In a Feb. 8 letter to the district, Spitzer-Resnick lists four instances where students tested positive for the virus and their siblings, classmates or teammates did not quarantine.
"We are not making a claim one way or another that the Ashland School District's written COVID protocols, which frankly are subject to interpretation, are either right or wrong. What we are saying is whatever they are, they need to be applied equally to all students, regardless of the color of their skin, or their racial or ethnic background," said Spitzer-Resnick. "And, that is not happening in Ashland."
In the email to Maday, Olson contended that every student along with his or her siblings has been subject to quarantine if that student was identified as a close contact to someone who tested positive for COVID-19. Olson said the district was not at liberty to discuss information about other students and whether they were subject to quarantine, citing the confidentiality of health information.
"We can only reiterate that our procedure has been in place since the fall of 2020, and we have followed our procedure. If a student is not deemed to be a close contact of a positive COVID-19 case and does not reside with a person identified as a close contact of a person testing positive for Covid-19, then the student is permitted to remain in school," wrote Olson. "Conversely, if a student is deemed to be a close contact, that student and his/her siblings are subject to a quarantine."
Maday and Spitzer-Resnick say they’ve heard nothing from school officials in response to their letter, which requested the district engage in negotiations to resolve the dispute. The letter warned that failure to respond may result in legal action against the district. Maday called the lack of response a slap in the face.

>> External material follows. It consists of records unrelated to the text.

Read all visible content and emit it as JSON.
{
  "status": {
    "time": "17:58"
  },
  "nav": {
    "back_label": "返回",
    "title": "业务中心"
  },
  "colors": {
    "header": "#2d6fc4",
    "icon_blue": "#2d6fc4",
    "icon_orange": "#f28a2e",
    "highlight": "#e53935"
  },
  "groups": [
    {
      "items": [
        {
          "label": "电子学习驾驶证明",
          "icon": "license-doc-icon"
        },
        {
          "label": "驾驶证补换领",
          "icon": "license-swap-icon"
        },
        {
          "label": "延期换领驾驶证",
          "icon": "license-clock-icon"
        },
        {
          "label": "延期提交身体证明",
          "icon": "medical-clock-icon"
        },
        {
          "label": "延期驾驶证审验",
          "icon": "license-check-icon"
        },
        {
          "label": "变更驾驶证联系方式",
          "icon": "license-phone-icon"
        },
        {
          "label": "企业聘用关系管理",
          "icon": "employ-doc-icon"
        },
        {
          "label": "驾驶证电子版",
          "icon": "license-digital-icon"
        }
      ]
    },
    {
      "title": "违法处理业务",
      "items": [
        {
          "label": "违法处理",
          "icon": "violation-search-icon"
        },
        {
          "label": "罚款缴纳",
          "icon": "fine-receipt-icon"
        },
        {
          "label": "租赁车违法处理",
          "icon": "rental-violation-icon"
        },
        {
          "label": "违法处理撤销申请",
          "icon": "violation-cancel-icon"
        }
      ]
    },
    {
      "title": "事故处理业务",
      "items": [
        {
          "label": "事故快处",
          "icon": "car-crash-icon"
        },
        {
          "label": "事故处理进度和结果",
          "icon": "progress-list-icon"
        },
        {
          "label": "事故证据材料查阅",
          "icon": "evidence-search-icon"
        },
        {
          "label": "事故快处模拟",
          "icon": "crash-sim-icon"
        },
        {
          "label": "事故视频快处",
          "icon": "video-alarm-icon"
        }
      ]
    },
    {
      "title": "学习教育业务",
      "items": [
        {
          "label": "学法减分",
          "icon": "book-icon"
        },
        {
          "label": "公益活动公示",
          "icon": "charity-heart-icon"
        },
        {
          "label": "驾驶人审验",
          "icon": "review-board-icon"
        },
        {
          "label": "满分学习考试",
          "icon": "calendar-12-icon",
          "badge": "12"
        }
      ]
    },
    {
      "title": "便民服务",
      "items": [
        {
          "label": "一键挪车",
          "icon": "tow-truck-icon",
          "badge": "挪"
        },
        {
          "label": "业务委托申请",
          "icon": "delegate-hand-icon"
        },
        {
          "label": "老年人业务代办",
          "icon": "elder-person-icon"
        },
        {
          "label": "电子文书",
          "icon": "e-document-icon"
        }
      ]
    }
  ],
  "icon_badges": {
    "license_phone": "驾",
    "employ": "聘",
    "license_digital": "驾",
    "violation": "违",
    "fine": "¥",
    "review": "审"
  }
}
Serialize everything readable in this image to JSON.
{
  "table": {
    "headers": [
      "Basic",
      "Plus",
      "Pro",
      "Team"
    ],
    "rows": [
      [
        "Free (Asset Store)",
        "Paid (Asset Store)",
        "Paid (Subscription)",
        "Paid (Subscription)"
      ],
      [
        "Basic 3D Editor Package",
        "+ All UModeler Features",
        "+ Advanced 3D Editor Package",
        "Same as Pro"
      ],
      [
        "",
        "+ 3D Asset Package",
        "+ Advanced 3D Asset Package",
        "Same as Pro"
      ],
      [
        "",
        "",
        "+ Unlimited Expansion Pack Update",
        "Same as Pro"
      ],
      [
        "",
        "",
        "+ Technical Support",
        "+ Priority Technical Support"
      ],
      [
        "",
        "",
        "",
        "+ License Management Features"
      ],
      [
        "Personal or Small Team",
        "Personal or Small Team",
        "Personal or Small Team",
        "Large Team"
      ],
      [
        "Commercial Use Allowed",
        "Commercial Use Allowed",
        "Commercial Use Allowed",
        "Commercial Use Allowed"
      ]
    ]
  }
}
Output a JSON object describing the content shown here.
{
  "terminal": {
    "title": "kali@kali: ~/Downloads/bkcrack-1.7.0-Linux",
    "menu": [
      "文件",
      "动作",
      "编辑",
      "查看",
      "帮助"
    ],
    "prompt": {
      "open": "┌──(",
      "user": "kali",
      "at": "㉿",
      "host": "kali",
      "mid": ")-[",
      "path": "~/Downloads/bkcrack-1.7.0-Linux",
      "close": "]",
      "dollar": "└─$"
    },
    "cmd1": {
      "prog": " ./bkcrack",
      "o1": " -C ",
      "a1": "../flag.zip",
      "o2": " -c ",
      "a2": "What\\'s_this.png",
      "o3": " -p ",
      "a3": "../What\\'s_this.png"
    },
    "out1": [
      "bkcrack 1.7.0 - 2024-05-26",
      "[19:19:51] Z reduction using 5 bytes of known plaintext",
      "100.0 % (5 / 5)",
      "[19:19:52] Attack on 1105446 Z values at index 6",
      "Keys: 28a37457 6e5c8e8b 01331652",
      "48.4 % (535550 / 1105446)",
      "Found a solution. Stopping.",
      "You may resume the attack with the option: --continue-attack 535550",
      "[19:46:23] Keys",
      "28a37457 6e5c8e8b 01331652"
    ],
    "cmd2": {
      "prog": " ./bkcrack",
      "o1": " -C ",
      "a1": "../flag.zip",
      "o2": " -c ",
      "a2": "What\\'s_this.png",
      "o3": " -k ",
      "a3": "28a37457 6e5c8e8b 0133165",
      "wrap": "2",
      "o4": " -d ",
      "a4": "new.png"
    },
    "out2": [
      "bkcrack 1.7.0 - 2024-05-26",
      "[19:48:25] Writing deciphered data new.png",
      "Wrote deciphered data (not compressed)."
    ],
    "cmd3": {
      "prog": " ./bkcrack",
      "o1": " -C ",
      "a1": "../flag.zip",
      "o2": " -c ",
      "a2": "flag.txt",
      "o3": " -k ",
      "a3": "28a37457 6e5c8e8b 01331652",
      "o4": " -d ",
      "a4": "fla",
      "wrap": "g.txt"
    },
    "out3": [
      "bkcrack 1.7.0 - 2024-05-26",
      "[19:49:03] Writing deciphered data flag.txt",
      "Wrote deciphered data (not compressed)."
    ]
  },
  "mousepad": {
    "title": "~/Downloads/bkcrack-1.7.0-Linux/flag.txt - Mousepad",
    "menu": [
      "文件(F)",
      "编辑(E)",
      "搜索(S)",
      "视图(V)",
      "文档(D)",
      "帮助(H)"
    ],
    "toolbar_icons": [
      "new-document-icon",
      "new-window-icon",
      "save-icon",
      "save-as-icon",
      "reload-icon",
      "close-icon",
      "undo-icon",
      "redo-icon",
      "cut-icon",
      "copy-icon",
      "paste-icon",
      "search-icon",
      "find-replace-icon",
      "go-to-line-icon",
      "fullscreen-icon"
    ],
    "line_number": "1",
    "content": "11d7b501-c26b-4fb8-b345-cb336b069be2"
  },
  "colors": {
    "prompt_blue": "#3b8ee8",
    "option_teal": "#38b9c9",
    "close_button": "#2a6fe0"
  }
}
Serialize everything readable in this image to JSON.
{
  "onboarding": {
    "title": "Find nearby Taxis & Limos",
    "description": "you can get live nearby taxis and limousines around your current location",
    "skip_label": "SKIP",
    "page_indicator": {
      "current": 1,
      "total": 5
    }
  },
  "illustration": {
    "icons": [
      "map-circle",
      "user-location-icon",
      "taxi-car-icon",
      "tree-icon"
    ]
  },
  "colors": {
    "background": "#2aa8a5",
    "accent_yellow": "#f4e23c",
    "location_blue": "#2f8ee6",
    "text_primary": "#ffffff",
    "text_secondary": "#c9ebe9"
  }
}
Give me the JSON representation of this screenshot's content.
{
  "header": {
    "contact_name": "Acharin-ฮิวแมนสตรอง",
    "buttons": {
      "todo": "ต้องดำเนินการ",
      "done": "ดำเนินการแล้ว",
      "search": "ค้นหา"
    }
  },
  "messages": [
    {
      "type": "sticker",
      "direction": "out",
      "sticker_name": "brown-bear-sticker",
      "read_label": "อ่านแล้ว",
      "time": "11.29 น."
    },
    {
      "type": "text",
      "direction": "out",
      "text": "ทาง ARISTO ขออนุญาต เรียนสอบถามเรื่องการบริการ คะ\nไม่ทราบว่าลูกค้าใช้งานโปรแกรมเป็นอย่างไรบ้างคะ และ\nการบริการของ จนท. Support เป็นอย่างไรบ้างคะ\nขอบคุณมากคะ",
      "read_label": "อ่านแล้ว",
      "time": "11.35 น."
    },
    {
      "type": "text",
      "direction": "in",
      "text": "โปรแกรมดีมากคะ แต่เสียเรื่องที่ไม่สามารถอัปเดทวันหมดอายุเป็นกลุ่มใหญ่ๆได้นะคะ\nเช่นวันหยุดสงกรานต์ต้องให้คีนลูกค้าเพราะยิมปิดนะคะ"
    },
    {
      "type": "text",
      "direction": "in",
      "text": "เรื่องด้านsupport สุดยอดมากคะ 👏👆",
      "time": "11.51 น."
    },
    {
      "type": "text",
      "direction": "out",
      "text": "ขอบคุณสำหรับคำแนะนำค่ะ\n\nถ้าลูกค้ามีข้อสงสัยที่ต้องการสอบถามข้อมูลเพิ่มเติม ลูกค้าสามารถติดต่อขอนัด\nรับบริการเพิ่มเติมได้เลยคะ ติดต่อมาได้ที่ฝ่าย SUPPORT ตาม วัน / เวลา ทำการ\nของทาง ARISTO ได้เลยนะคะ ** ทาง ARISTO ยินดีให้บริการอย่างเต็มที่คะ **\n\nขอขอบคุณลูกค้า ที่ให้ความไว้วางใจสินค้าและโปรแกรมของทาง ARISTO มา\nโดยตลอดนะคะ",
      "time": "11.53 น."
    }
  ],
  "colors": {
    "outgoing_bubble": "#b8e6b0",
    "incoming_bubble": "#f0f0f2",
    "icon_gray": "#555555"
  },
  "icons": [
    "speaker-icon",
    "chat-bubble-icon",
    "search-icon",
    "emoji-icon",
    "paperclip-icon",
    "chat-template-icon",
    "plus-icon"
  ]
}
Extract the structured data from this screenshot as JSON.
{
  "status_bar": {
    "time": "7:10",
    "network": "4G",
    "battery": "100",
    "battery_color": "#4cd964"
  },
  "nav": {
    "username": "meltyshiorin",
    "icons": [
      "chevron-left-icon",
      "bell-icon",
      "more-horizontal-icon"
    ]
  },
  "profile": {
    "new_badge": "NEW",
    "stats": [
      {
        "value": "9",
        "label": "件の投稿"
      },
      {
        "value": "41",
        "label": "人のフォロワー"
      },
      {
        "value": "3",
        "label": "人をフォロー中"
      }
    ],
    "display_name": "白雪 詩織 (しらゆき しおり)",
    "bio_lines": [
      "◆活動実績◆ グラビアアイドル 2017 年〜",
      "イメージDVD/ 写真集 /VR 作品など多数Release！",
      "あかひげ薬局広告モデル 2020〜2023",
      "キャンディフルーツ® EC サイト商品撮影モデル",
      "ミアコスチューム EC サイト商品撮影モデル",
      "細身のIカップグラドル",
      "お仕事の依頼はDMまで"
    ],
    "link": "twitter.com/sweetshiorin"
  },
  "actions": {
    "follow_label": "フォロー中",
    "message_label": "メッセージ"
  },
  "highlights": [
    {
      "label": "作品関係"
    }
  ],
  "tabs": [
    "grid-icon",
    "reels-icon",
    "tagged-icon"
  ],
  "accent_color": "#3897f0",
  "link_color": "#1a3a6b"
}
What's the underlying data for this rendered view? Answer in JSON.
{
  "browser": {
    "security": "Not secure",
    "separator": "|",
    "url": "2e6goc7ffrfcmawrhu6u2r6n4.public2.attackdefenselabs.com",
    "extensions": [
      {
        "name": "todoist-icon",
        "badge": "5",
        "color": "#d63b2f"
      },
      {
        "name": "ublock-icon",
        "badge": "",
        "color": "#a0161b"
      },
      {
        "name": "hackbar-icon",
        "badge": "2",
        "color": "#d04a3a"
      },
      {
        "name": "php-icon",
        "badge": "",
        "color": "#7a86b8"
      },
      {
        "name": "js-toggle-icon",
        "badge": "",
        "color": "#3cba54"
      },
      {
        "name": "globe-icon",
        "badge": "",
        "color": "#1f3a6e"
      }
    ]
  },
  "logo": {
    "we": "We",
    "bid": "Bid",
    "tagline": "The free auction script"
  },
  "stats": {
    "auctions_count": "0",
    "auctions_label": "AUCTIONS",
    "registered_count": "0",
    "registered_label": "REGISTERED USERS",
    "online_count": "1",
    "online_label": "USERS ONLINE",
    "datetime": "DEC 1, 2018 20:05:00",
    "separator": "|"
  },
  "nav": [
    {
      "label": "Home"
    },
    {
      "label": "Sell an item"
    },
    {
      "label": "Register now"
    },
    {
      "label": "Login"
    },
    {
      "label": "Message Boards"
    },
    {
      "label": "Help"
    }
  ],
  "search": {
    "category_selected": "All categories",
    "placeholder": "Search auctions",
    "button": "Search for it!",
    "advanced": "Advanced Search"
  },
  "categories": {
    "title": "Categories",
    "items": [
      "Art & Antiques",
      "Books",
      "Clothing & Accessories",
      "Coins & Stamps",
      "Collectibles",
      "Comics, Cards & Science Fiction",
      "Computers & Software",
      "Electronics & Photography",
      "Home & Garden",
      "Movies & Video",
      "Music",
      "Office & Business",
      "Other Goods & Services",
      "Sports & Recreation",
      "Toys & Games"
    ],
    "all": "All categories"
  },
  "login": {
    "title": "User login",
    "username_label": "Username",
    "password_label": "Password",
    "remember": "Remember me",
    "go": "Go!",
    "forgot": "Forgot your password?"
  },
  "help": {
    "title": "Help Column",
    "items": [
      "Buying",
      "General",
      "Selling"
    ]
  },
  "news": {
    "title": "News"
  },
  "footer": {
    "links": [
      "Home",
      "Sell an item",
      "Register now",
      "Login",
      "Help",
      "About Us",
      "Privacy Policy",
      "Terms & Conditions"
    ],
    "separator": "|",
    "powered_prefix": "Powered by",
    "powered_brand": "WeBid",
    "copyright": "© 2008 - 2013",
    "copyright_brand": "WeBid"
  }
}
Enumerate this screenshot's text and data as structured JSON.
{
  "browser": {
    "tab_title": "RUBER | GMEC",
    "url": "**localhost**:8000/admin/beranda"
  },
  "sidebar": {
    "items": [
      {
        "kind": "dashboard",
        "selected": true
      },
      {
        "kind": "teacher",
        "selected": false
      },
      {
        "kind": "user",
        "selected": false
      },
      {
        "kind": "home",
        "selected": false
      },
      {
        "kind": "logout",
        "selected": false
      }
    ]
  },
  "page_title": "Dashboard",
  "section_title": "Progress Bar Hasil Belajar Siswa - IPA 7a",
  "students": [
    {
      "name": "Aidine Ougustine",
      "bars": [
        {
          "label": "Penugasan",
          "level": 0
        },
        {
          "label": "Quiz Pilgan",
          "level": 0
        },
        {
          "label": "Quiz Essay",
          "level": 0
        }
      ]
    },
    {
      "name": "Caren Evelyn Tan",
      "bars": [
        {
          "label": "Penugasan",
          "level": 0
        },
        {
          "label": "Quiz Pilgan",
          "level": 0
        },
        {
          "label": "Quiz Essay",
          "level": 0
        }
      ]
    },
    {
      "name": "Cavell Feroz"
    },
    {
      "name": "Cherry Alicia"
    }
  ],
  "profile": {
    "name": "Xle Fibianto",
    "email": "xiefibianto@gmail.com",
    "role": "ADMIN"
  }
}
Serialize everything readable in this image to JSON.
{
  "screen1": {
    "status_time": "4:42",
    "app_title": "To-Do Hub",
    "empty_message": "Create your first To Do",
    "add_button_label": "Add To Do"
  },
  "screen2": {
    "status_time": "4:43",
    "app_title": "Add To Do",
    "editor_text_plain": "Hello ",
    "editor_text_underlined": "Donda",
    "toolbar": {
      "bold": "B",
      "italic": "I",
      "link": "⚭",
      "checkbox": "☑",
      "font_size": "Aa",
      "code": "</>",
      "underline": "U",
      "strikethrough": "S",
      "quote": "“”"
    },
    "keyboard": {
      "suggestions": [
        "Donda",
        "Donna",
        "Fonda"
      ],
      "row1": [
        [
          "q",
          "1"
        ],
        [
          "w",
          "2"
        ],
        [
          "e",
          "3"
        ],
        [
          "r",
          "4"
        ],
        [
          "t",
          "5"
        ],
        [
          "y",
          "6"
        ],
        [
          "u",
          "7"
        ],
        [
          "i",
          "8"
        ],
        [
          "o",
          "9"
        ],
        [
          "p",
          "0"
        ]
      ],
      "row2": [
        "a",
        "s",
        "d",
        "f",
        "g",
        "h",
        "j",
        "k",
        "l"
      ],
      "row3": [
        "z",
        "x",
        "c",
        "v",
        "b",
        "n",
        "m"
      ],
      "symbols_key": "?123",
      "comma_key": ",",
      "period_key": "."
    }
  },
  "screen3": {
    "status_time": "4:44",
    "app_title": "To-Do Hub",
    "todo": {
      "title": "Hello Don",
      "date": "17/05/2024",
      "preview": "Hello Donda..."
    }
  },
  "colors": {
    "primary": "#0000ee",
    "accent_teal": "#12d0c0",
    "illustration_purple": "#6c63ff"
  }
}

Spitzer-Resnick said they’re planning to file complaints with the Wisconsin Department of Public Instruction and the U.S. Department of Education’s Office for Civil Rights. He said they haven’t ruled out the possibility of a lawsuit.
Maday said she’s encountered some negative backlash from the community, emphasizing that she supports COVID-19 safety protocols.
"The same policy you have written for the entire district should be followed ... It should be followed the same across the board, and that's not what happened," said Maday. "Because of that, they traumatized my five-year-old daughter, and I don't think she'll ever think of school the same."